Set down each line of the data exactly, but not the pictures.

**** DATA FOR THE TASK

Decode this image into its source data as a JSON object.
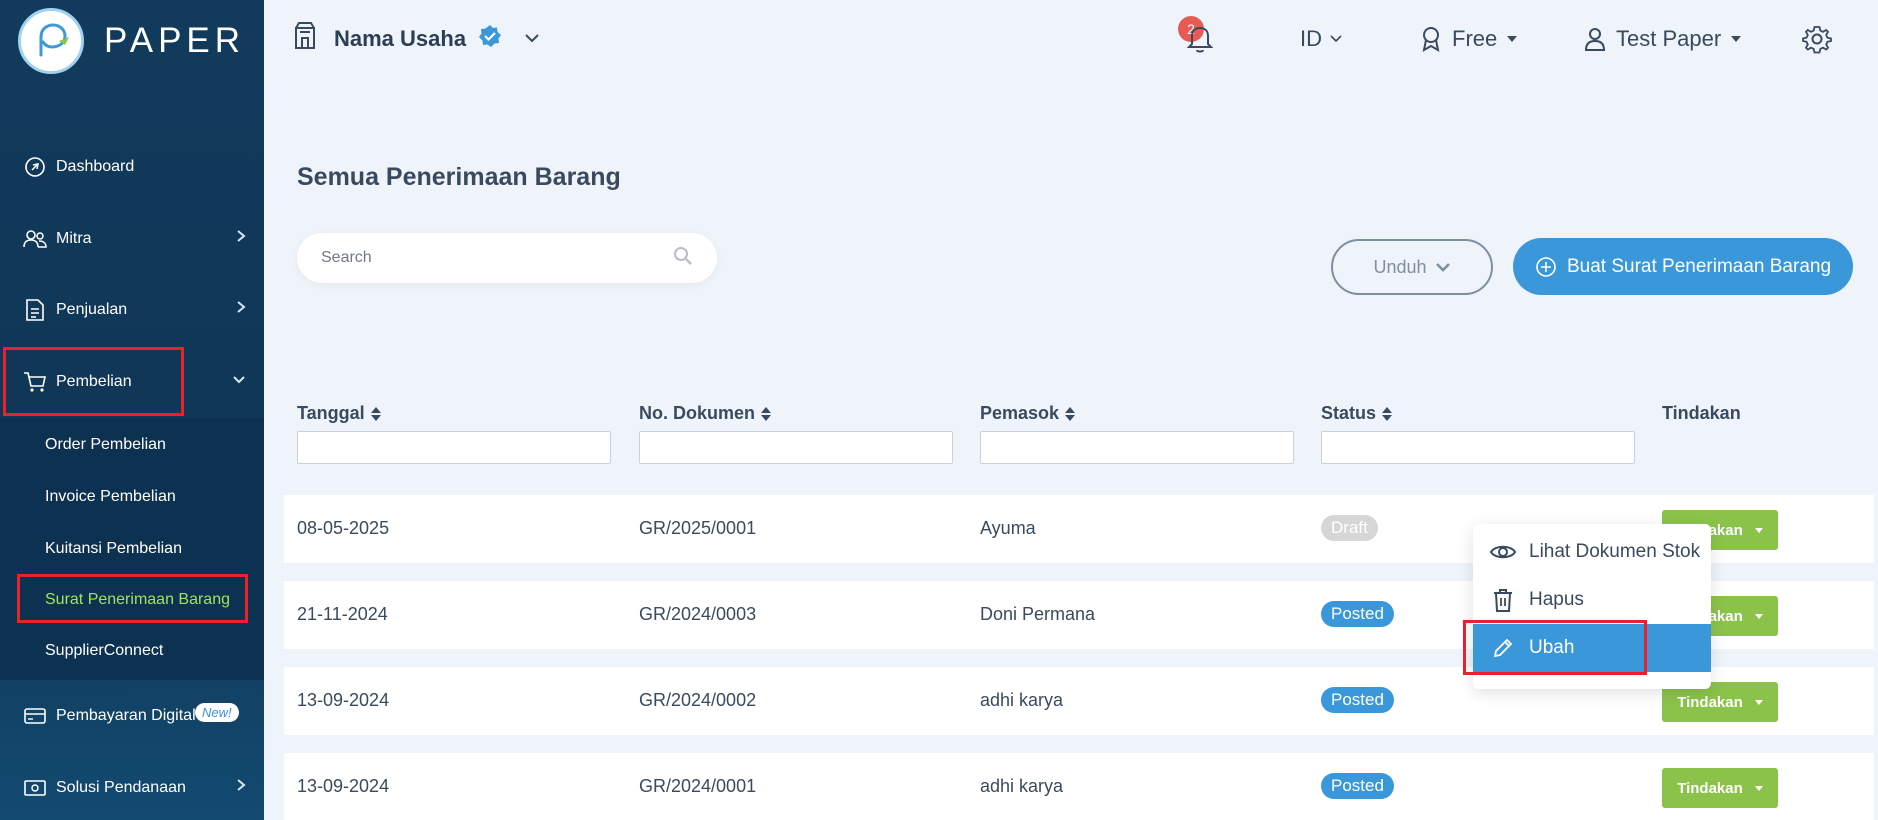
{
  "brand": {
    "name": "PAPER"
  },
  "sidebar": {
    "items": [
      {
        "label": "Dashboard",
        "icon": "dashboard-icon"
      },
      {
        "label": "Mitra",
        "icon": "partners-icon"
      },
      {
        "label": "Penjualan",
        "icon": "document-icon"
      },
      {
        "label": "Pembelian",
        "icon": "cart-icon"
      },
      {
        "label": "Pembayaran Digital",
        "icon": "card-icon"
      },
      {
        "label": "Solusi Pendanaan",
        "icon": "money-icon"
      }
    ],
    "submenu": [
      "Order Pembelian",
      "Invoice Pembelian",
      "Kuitansi Pembelian",
      "Surat Penerimaan Barang",
      "SupplierConnect"
    ],
    "new_badge": "New!"
  },
  "topbar": {
    "business_name": "Nama Usaha",
    "notification_count": "2",
    "language": "ID",
    "plan": "Free",
    "user": "Test Paper"
  },
  "main": {
    "title": "Semua Penerimaan Barang",
    "search_placeholder": "Search",
    "download_label": "Unduh",
    "create_label": "Buat Surat Penerimaan Barang"
  },
  "table": {
    "headers": [
      "Tanggal",
      "No. Dokumen",
      "Pemasok",
      "Status",
      "Tindakan"
    ],
    "action_label": "Tindakan",
    "rows": [
      {
        "date": "08-05-2025",
        "doc": "GR/2025/0001",
        "supplier": "Ayuma",
        "status": "Draft"
      },
      {
        "date": "21-11-2024",
        "doc": "GR/2024/0003",
        "supplier": "Doni Permana",
        "status": "Posted"
      },
      {
        "date": "13-09-2024",
        "doc": "GR/2024/0002",
        "supplier": "adhi karya",
        "status": "Posted"
      },
      {
        "date": "13-09-2024",
        "doc": "GR/2024/0001",
        "supplier": "adhi karya",
        "status": "Posted"
      }
    ]
  },
  "dropdown": {
    "items": [
      {
        "label": "Lihat Dokumen Stok",
        "icon": "eye-icon"
      },
      {
        "label": "Hapus",
        "icon": "trash-icon"
      },
      {
        "label": "Ubah",
        "icon": "pencil-icon"
      }
    ]
  },
  "colors": {
    "sidebar": "#123a5c",
    "primary": "#3a97d9",
    "action_green": "#8bc34a",
    "active_submenu": "#9ee55b",
    "highlight_box": "#e8212a"
  }
}
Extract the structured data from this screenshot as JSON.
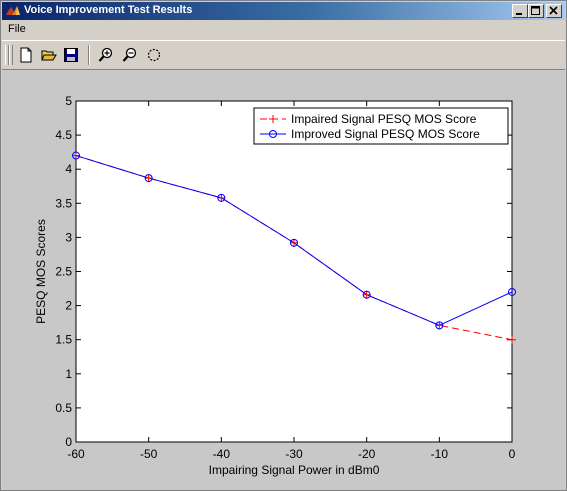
{
  "window": {
    "title": "Voice Improvement Test Results"
  },
  "menu": {
    "items": [
      {
        "label": "File"
      }
    ]
  },
  "toolbar": {
    "buttons": [
      {
        "icon": "new-file-icon"
      },
      {
        "icon": "open-folder-icon"
      },
      {
        "icon": "save-icon"
      },
      {
        "icon": "zoom-in-icon"
      },
      {
        "icon": "zoom-out-icon"
      },
      {
        "icon": "rotate-icon"
      }
    ]
  },
  "chart_data": {
    "type": "line",
    "title": "",
    "xlabel": "Impairing Signal Power in dBm0",
    "ylabel": "PESQ MOS Scores",
    "xlim": [
      -60,
      0
    ],
    "ylim": [
      0,
      5
    ],
    "xticks": [
      "-60",
      "-50",
      "-40",
      "-30",
      "-20",
      "-10",
      "0"
    ],
    "yticks": [
      "0",
      "0.5",
      "1",
      "1.5",
      "2",
      "2.5",
      "3",
      "3.5",
      "4",
      "4.5",
      "5"
    ],
    "grid": false,
    "legend_position": "top-right",
    "series": [
      {
        "name": "Impaired Signal PESQ MOS Score",
        "color": "#ff0000",
        "line_style": "dashed",
        "marker": "plus",
        "x": [
          -60,
          -50,
          -40,
          -30,
          -20,
          -10,
          0
        ],
        "y": [
          4.2,
          3.87,
          3.58,
          2.92,
          2.16,
          1.71,
          1.5
        ]
      },
      {
        "name": "Improved Signal PESQ MOS Score",
        "color": "#0000ff",
        "line_style": "solid",
        "marker": "circle",
        "x": [
          -60,
          -50,
          -40,
          -30,
          -20,
          -10,
          0
        ],
        "y": [
          4.2,
          3.87,
          3.58,
          2.92,
          2.16,
          1.71,
          2.2
        ]
      }
    ]
  }
}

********

- EXERCISE ANSWER -
Decode this image into its source data as a JSON object.
{
  "brand": {
    "name": "PAPER"
  },
  "sidebar": {
    "items": [
      {
        "label": "Dashboard",
        "icon": "dashboard-icon"
      },
      {
        "label": "Mitra",
        "icon": "partners-icon"
      },
      {
        "label": "Penjualan",
        "icon": "document-icon"
      },
      {
        "label": "Pembelian",
        "icon": "cart-icon"
      },
      {
        "label": "Pembayaran Digital",
        "icon": "card-icon"
      },
      {
        "label": "Solusi Pendanaan",
        "icon": "money-icon"
      }
    ],
    "submenu": [
      "Order Pembelian",
      "Invoice Pembelian",
      "Kuitansi Pembelian",
      "Surat Penerimaan Barang",
      "SupplierConnect"
    ],
    "new_badge": "New!"
  },
  "topbar": {
    "business_name": "Nama Usaha",
    "notification_count": "2",
    "language": "ID",
    "plan": "Free",
    "user": "Test Paper"
  },
  "main": {
    "title": "Semua Penerimaan Barang",
    "search_placeholder": "Search",
    "download_label": "Unduh",
    "create_label": "Buat Surat Penerimaan Barang"
  },
  "table": {
    "headers": [
      "Tanggal",
      "No. Dokumen",
      "Pemasok",
      "Status",
      "Tindakan"
    ],
    "action_label": "Tindakan",
    "rows": [
      {
        "date": "08-05-2025",
        "doc": "GR/2025/0001",
        "supplier": "Ayuma",
        "status": "Draft"
      },
      {
        "date": "21-11-2024",
        "doc": "GR/2024/0003",
        "supplier": "Doni Permana",
        "status": "Posted"
      },
      {
        "date": "13-09-2024",
        "doc": "GR/2024/0002",
        "supplier": "adhi karya",
        "status": "Posted"
      },
      {
        "date": "13-09-2024",
        "doc": "GR/2024/0001",
        "supplier": "adhi karya",
        "status": "Posted"
      }
    ]
  },
  "dropdown": {
    "items": [
      {
        "label": "Lihat Dokumen Stok",
        "icon": "eye-icon"
      },
      {
        "label": "Hapus",
        "icon": "trash-icon"
      },
      {
        "label": "Ubah",
        "icon": "pencil-icon"
      }
    ]
  },
  "colors": {
    "sidebar": "#123a5c",
    "primary": "#3a97d9",
    "action_green": "#8bc34a",
    "active_submenu": "#9ee55b",
    "highlight_box": "#e8212a"
  }
}
Extract the structured data from this screenshot as JSON.
{
  "window": {
    "title": "Voice Improvement Test Results"
  },
  "menu": {
    "items": [
      {
        "label": "File"
      }
    ]
  },
  "toolbar": {
    "buttons": [
      {
        "icon": "new-file-icon"
      },
      {
        "icon": "open-folder-icon"
      },
      {
        "icon": "save-icon"
      },
      {
        "icon": "zoom-in-icon"
      },
      {
        "icon": "zoom-out-icon"
      },
      {
        "icon": "rotate-icon"
      }
    ]
  },
  "chart_data": {
    "type": "line",
    "title": "",
    "xlabel": "Impairing Signal Power in dBm0",
    "ylabel": "PESQ MOS Scores",
    "xlim": [
      -60,
      0
    ],
    "ylim": [
      0,
      5
    ],
    "xticks": [
      "-60",
      "-50",
      "-40",
      "-30",
      "-20",
      "-10",
      "0"
    ],
    "yticks": [
      "0",
      "0.5",
      "1",
      "1.5",
      "2",
      "2.5",
      "3",
      "3.5",
      "4",
      "4.5",
      "5"
    ],
    "grid": false,
    "legend_position": "top-right",
    "series": [
      {
        "name": "Impaired Signal PESQ MOS Score",
        "color": "#ff0000",
        "line_style": "dashed",
        "marker": "plus",
        "x": [
          -60,
          -50,
          -40,
          -30,
          -20,
          -10,
          0
        ],
        "y": [
          4.2,
          3.87,
          3.58,
          2.92,
          2.16,
          1.71,
          1.5
        ]
      },
      {
        "name": "Improved Signal PESQ MOS Score",
        "color": "#0000ff",
        "line_style": "solid",
        "marker": "circle",
        "x": [
          -60,
          -50,
          -40,
          -30,
          -20,
          -10,
          0
        ],
        "y": [
          4.2,
          3.87,
          3.58,
          2.92,
          2.16,
          1.71,
          2.2
        ]
      }
    ]
  }
}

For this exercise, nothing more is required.